Task item - Some lines in the entries contain the word "types". Copy all of them.

--- Dataset content Enclosed Below ---

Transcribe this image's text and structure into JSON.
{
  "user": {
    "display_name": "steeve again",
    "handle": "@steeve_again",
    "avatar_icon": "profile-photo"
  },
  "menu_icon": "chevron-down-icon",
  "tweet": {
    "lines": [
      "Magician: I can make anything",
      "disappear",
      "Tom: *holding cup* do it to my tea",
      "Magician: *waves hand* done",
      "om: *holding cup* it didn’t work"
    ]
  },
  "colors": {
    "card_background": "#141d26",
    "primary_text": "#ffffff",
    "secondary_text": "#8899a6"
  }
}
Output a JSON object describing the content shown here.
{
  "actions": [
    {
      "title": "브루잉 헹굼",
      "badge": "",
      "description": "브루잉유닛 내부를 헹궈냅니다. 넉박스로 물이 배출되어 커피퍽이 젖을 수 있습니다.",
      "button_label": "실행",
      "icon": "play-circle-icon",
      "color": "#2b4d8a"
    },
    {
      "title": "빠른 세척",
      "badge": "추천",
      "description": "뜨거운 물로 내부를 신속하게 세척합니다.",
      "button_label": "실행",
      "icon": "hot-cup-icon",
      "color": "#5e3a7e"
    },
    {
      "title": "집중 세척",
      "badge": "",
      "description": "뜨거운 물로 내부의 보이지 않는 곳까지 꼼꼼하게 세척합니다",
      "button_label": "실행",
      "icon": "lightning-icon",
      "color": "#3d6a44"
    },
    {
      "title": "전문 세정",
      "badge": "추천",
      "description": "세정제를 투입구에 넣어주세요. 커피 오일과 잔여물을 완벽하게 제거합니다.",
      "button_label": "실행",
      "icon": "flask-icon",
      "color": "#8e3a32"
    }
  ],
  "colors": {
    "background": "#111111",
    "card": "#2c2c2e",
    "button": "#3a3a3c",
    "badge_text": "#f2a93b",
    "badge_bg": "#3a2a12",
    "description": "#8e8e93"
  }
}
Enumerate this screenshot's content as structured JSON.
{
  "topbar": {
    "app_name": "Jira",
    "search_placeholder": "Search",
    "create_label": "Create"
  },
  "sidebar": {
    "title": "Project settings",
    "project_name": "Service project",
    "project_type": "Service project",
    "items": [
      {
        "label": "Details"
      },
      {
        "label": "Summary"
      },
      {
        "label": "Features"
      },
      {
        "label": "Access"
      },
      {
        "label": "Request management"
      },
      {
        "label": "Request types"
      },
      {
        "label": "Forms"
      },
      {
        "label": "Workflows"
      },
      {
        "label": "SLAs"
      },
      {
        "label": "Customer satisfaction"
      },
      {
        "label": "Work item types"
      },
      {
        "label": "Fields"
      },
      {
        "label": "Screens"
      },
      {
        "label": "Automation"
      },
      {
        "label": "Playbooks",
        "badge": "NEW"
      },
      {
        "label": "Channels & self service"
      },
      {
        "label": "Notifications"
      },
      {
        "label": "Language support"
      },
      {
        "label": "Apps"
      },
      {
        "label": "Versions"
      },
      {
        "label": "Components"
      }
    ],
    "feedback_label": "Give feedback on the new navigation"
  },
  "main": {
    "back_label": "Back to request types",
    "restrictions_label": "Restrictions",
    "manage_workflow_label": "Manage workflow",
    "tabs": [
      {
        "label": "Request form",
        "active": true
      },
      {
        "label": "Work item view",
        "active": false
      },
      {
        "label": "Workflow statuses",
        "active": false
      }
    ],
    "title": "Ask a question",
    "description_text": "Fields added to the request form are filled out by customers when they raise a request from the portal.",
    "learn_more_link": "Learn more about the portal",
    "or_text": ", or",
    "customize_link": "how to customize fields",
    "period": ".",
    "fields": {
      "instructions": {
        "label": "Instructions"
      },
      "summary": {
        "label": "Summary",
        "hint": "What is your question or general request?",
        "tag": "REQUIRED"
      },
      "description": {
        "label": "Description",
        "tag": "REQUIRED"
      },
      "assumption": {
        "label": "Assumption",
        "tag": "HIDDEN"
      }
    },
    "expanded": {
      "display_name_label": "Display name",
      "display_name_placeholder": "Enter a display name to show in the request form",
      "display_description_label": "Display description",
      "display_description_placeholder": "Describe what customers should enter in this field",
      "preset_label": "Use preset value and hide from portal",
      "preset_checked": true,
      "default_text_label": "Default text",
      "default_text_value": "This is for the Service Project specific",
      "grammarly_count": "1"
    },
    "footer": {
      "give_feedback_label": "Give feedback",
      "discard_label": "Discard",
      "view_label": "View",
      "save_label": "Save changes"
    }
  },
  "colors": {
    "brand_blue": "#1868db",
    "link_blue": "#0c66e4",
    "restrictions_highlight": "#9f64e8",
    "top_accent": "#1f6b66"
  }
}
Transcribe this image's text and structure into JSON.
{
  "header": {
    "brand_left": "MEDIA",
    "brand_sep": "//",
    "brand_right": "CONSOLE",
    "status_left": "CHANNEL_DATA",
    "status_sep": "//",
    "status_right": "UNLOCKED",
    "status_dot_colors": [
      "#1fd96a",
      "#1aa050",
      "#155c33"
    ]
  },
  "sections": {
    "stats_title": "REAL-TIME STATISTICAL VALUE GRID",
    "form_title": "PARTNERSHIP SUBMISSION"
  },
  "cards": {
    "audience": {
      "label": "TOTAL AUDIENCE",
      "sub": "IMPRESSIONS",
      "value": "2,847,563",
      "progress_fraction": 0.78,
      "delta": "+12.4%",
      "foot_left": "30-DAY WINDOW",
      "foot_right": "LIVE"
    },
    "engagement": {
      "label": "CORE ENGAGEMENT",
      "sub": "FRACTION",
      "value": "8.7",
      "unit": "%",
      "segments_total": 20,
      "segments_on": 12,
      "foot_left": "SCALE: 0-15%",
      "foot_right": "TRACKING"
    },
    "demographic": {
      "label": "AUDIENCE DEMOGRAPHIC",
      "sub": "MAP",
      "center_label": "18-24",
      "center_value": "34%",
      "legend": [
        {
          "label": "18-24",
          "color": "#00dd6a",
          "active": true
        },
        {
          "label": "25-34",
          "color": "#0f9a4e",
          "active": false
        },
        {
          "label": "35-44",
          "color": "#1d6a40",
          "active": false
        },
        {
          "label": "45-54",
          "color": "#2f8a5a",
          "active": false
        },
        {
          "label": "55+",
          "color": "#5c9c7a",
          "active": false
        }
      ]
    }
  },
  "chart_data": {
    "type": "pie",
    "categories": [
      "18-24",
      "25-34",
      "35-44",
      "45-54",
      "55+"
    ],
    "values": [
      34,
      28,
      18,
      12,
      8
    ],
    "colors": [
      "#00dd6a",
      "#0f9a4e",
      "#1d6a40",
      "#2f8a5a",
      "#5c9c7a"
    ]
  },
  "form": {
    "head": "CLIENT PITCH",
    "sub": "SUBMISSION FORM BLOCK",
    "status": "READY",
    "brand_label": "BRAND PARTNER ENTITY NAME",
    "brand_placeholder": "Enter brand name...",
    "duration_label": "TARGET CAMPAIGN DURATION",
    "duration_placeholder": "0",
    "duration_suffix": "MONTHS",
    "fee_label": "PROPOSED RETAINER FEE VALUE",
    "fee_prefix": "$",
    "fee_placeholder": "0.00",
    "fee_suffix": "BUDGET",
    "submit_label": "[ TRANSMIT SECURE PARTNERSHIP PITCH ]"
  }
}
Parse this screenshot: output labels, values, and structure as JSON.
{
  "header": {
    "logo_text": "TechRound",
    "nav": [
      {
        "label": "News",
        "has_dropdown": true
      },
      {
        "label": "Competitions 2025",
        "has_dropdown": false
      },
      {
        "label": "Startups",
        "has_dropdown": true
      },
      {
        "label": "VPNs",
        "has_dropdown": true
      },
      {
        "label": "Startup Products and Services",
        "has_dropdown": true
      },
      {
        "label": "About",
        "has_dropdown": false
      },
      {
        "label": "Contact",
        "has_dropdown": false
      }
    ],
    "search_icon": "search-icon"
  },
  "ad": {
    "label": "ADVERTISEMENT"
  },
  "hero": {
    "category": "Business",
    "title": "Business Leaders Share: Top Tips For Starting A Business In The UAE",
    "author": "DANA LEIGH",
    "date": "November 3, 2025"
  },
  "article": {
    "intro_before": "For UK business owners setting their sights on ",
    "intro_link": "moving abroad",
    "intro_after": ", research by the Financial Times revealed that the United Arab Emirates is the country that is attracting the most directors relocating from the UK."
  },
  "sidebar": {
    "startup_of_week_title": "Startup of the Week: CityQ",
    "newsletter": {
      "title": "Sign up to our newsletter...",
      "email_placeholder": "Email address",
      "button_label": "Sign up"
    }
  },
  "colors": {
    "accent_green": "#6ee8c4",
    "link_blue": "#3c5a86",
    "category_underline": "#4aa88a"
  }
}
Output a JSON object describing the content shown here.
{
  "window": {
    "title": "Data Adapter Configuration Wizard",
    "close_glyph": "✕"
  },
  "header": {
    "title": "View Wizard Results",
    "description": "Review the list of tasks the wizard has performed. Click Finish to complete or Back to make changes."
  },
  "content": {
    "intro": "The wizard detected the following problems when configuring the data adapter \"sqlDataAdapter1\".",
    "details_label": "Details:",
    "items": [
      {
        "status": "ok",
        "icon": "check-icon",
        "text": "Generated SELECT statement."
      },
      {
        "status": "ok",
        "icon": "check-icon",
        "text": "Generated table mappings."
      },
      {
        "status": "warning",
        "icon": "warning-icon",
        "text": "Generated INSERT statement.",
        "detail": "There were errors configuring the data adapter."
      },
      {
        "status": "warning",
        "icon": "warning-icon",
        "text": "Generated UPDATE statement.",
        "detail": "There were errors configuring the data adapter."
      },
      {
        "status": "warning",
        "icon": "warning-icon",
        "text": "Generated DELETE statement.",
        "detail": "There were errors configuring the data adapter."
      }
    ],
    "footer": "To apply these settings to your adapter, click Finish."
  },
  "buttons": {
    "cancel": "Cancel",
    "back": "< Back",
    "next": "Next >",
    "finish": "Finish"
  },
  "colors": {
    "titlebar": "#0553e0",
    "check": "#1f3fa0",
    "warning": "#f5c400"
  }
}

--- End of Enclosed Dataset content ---

Exercise answer -
        "label": "Request types"
        "label": "Work item types"
    "back_label": "Back to request types",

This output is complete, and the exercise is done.